With a goods-dominant focus on exchange, the firm misses the usage rather than ownership business model. Of course, that doesn’t stop others from harnessing it and the firm may be happy with that if it thinks it can sell to those instead of consumers. But, look at what the likes of Uber are doing with self-driving cars.
Ownership rather than usage avoids the sharing economy and subscription services. Where, for example, the dealer becomes a garage and you change your car to suit your needs. Use the SUV during the week, and swap to the open-top sports car for the weekend.
Miss opportunities that arise if we have visibility into the usage
The downside with goods-dominant logic is the lack of interest in building relationships after the exchange. Now, sometimes the dealer may start offering post-sales services. But that is a relationship between the dealer and customer rather than firm and customer.
Over the years there have been several streams looking at how to solve this problem. Saarijärvi et al’s paper “Service-dominant logic and service logic – contradictory and/or complimentary” paper includes Figure 7. This shows the proliferation of logics and approaches that have evolved to get us out of first gear.

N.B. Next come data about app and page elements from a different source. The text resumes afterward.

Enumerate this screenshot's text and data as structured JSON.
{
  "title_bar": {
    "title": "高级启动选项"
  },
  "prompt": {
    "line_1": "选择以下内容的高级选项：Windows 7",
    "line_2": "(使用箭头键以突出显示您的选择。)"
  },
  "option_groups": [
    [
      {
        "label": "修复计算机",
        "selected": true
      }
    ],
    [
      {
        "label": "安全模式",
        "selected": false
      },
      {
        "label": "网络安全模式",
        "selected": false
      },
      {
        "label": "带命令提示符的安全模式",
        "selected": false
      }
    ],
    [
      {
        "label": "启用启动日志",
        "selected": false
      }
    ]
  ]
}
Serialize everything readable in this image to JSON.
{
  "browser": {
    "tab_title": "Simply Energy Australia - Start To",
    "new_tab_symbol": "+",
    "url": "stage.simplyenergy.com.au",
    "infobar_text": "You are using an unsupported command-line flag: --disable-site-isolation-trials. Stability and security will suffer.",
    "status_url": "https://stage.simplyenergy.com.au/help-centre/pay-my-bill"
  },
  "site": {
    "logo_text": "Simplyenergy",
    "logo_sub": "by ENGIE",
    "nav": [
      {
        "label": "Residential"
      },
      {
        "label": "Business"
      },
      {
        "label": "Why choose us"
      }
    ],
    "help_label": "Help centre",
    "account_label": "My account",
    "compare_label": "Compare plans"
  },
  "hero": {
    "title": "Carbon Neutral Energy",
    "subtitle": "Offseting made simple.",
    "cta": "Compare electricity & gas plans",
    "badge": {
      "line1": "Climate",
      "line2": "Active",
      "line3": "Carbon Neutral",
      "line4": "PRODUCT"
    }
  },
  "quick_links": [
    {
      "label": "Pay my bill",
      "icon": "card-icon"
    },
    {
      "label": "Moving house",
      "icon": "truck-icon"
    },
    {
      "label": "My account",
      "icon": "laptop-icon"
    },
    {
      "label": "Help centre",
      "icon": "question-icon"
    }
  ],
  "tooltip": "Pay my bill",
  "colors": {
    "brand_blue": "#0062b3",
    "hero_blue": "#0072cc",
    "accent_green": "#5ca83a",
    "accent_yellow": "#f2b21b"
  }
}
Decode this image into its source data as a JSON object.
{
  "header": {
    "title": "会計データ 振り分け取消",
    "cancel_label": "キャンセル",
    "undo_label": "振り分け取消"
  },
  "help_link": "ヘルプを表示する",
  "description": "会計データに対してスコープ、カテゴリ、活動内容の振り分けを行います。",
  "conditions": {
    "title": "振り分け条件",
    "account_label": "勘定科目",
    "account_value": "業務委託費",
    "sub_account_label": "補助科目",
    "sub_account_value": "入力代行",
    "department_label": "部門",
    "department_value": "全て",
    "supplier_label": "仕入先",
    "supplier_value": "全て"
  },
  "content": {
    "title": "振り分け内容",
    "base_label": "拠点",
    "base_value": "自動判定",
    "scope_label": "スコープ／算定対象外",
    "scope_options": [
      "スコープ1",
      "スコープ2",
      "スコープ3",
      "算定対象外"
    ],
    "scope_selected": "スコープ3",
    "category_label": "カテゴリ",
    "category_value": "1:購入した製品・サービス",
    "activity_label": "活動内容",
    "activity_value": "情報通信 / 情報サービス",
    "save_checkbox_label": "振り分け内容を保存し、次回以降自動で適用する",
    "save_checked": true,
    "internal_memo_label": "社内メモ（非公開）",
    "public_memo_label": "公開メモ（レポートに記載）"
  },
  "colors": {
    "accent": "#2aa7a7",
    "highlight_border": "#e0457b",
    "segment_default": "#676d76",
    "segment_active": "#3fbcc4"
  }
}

If we have visibility after the sales, then we can do things such as remote monitoring the car’s performance and proposing times for services and pre-emptive fixes. And it encourages us to think more about the circular economy. That is, how we design the goods for reuse, refurbishment and recycling. As well as opening those new channels as business streams for the firm.
The 5 Is Can be Positives
The 5 Is. They often are used to describe services as inferior to goods. But:
- Intangible is great. It’s incredibly scalable and cost reductive. Think physical vs digital goods (CD vs Spotify, Books vs Kindle)
- Invert Inconsistent and we get customisation. And customisation requires customer communication, which drives relationships
- Inseparable and Involvement. In service, the customer (beneficiary) always determines the value. And that determination is contextual and experience-based (phenomenological). So inseparability and involvement is a positive thing
- Inventory is a bad thing. It is a cost. And, actually, goods are often perishable. Both deteriorating themselves (for example food) and/or not keeping up with customer’s changing needs (becoming obsolete).
Figure 8 shows the summer of Vargo & Lush (2004) “The Four Marketing Myths”. This paper inverted the “problems” and pointed out inverted implications. For example, rather than intangibility being a “problem” it can be restated as tangibility should be avoided unless there is a marketing advantage.
Realising the 4 Ps of the marketing mix are not sufficient for services
Remember when we looked at the marketing mix’s 4 Ps? All of the 4 Ps in the original marketing mix
And we actually came to a resulting marketing mix for services that took some of those criticisms (and proposed solutions) on board. Most notably, as shown in Figure X:
- Lauterborne’s update of the 4 Ps to the 4 Cs
- Boom & Bitner’s additional 3 Ps for services (updating People with Competences)
- Park, MacInnis and Eisingerich thinking around Enticing, Enabling & Enriching customers.
We ended up at this resulting mix not because we wanted to make services different to goods. Our journey was one of realisation that in services there are additional aspects to address. And that we needed to re-focus some parts of the original mix.
The resulting marketing mix became more customer focussed.
With all this realisation, it is time for us to embrace service-dominant logic.
Embracing tomorrow’s world: Service
So how do we then get access to the 2nd, 3rd, 4th and 5th gears of our top-performing sports car?
We need to evolve our mindset.
Let’s leave behind the mindset of goods-dominant logic. Where the focus is on the embedding and exchanging of value. And where services are seen as add-ons or defined as being the opposite of goods.
It’s time to evolve towards a service-dominant logic. A mindset where service, rather than value is the exchange. Where actions are the focus rather than tangible goods. Indeed, we’ll define service as Vargo and Lush do:
“the application of specialized competences (knowledge and skills) through deeds, processes, and performances for the benefit of another entity or the entity itself.”(2004)
It is time for us to delve deeper into service-dominant logic.